## Task requirements
How many lines in the records below hold the string "title"? Answer with the number alone.
Segment Start: Data provided
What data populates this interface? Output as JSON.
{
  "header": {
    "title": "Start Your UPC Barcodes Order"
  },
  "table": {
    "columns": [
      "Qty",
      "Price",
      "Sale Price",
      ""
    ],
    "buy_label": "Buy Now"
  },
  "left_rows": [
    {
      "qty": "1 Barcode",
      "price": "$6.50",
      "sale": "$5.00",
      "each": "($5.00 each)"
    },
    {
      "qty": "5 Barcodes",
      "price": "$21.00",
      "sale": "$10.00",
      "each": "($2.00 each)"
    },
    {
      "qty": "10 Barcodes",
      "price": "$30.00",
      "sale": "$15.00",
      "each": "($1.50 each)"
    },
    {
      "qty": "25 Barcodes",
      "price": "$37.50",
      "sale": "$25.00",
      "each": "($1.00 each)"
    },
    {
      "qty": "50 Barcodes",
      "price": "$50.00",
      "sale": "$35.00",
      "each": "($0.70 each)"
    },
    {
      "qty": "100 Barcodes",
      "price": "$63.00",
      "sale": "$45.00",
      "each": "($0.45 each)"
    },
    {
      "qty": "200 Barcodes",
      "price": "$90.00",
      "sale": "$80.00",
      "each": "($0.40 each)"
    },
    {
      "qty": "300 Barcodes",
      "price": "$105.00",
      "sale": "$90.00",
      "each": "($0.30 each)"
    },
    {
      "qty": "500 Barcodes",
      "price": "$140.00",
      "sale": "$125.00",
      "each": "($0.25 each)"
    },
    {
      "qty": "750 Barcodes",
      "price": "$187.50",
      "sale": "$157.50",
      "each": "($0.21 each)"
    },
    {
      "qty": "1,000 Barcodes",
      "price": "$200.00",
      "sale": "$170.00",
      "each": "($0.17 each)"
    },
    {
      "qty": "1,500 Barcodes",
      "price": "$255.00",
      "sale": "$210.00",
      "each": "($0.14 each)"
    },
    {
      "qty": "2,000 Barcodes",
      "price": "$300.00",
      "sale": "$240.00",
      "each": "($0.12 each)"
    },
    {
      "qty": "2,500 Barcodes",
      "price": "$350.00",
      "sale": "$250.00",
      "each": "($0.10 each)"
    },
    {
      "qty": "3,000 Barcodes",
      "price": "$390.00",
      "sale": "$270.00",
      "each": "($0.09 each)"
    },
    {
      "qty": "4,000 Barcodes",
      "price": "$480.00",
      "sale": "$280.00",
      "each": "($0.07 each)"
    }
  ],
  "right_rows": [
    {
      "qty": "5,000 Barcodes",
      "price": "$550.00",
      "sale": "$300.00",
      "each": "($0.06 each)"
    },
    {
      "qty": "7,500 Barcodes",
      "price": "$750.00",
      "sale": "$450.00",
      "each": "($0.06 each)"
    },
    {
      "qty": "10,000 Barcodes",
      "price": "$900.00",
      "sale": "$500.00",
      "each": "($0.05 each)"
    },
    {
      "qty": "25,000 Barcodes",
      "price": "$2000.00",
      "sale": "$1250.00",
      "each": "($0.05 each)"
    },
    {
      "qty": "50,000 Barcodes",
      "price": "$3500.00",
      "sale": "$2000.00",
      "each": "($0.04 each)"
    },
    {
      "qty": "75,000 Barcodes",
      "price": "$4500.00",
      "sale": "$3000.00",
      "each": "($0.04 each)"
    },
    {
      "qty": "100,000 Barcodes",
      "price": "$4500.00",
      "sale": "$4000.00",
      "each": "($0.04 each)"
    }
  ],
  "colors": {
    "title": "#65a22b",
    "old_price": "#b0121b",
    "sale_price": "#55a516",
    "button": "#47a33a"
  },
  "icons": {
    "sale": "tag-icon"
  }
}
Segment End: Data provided
## Answer
2